London School of Economics and Political
Call for Papers: Literature and International Law
The next event will take place on 26-27 July 2019, where we hope to continue the conversation with a broader range of scholars at a two-day workshop at the London School of Economics and Political Science. The final event will take place in Nairobi in early 2020.
Time & Location
15 May 2019, 17:00
London School of Economics and Political, Houghton St, London WC2A 2AE, UK
About the Event
Call for Papers
Deadline for Abstracts: 15 May 2019

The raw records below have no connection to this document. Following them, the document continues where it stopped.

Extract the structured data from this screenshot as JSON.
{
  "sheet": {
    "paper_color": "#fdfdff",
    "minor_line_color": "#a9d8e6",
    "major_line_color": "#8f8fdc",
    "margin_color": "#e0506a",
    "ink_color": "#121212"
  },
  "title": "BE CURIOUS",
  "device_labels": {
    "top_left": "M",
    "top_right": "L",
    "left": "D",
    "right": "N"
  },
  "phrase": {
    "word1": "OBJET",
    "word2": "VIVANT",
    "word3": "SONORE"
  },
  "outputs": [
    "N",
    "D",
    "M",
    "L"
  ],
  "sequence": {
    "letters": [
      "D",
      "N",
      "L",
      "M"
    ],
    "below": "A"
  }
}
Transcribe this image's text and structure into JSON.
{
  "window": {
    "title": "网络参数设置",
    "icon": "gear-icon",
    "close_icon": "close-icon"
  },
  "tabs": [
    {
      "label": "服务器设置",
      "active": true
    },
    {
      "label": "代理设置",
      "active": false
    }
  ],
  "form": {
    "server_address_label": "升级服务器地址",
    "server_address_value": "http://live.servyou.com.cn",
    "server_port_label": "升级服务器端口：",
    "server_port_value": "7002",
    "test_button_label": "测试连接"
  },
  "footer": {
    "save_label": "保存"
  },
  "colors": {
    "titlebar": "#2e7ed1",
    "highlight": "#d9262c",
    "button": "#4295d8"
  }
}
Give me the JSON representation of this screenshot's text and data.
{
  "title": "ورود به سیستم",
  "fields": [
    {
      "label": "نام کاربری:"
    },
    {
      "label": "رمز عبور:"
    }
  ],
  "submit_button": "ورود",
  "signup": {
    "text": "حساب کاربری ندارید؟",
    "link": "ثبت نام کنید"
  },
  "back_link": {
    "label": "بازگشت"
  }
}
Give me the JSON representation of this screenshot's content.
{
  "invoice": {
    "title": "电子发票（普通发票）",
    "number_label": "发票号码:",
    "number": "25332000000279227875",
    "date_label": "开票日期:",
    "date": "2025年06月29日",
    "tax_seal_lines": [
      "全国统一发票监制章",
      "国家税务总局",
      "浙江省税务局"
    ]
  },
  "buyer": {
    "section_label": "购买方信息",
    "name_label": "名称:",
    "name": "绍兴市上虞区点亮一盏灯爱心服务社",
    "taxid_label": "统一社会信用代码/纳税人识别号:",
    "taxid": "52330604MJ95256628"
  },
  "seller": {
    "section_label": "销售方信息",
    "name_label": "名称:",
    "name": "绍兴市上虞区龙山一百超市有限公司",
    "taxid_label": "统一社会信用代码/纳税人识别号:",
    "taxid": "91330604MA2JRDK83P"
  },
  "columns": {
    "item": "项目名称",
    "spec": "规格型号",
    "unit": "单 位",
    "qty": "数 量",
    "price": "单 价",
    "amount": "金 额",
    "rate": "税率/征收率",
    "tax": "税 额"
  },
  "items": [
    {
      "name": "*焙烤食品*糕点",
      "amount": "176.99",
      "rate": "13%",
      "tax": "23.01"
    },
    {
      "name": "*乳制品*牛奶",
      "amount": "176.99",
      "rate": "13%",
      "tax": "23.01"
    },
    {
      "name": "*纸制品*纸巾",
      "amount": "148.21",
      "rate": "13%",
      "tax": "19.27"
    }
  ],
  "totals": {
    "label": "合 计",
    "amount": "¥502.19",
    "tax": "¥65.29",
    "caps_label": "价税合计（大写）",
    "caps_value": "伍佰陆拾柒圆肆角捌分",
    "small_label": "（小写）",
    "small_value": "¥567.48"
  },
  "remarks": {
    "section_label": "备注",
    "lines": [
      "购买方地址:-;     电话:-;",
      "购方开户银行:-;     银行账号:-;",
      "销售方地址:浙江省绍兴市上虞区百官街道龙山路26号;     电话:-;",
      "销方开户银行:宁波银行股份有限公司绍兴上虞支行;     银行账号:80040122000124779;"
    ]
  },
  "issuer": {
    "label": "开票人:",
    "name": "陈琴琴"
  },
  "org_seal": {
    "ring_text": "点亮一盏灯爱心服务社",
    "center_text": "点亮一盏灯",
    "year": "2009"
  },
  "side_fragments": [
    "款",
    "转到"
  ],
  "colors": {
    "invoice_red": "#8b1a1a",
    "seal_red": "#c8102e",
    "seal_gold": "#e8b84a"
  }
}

In December 2018 scholars from multiple disciplines and locations met in the first of a series of encounters that aim to explore the imbrications of literature and international law at the edges, and do so in a manner that seeks to avoid these basic disciplinary blindnesses and Eurocentric assumptions and places the Global South at the center of this conversation.
The next event will take place on 26-27 July 2019, where we hope to continue the conversation with a broader range of scholars at a two-day workshop at the London School of Economics and Political Science. The final event will take place in Nairobi in early 2020. For the workshop to be held in London in July, we are seeking contributions that:
- Explore interdisciplinary interfaces among literary, historical, and legal studies, and from positions of geo-historical marginalization across the Global South.
- Address the intersections between particular texts of “world literature” and Third World Approaches to International Law.
- Map the theoretical and historical relationships between comparative literature and international law as world-making, world-imagining, and world-governing regimes; and consider how literature might be used to map radical alternatives to these regimes.
- Trace the historical global flows of knowledge at the “margins” of world literary and legal space that have been overlooked in the canonical and narrow focus of the separate disciplines, as well as new flows of global knowledge among the disciplines and across (and about) the Global South.
- Consider how the basic assumptions and doctrines of international law and comparative literature (e.g., sovereignty, self-determination, territoriality, equality of states, ethno-cultural nationalism, national languages, and rights to natural and cultural resources) were worked out historically in the Global South.
Please email short proposals/abstracts by 15 May 2019 to: iL.Lit.email@example.com We hope to have some funds to assist scholars from the Global South with travel costs.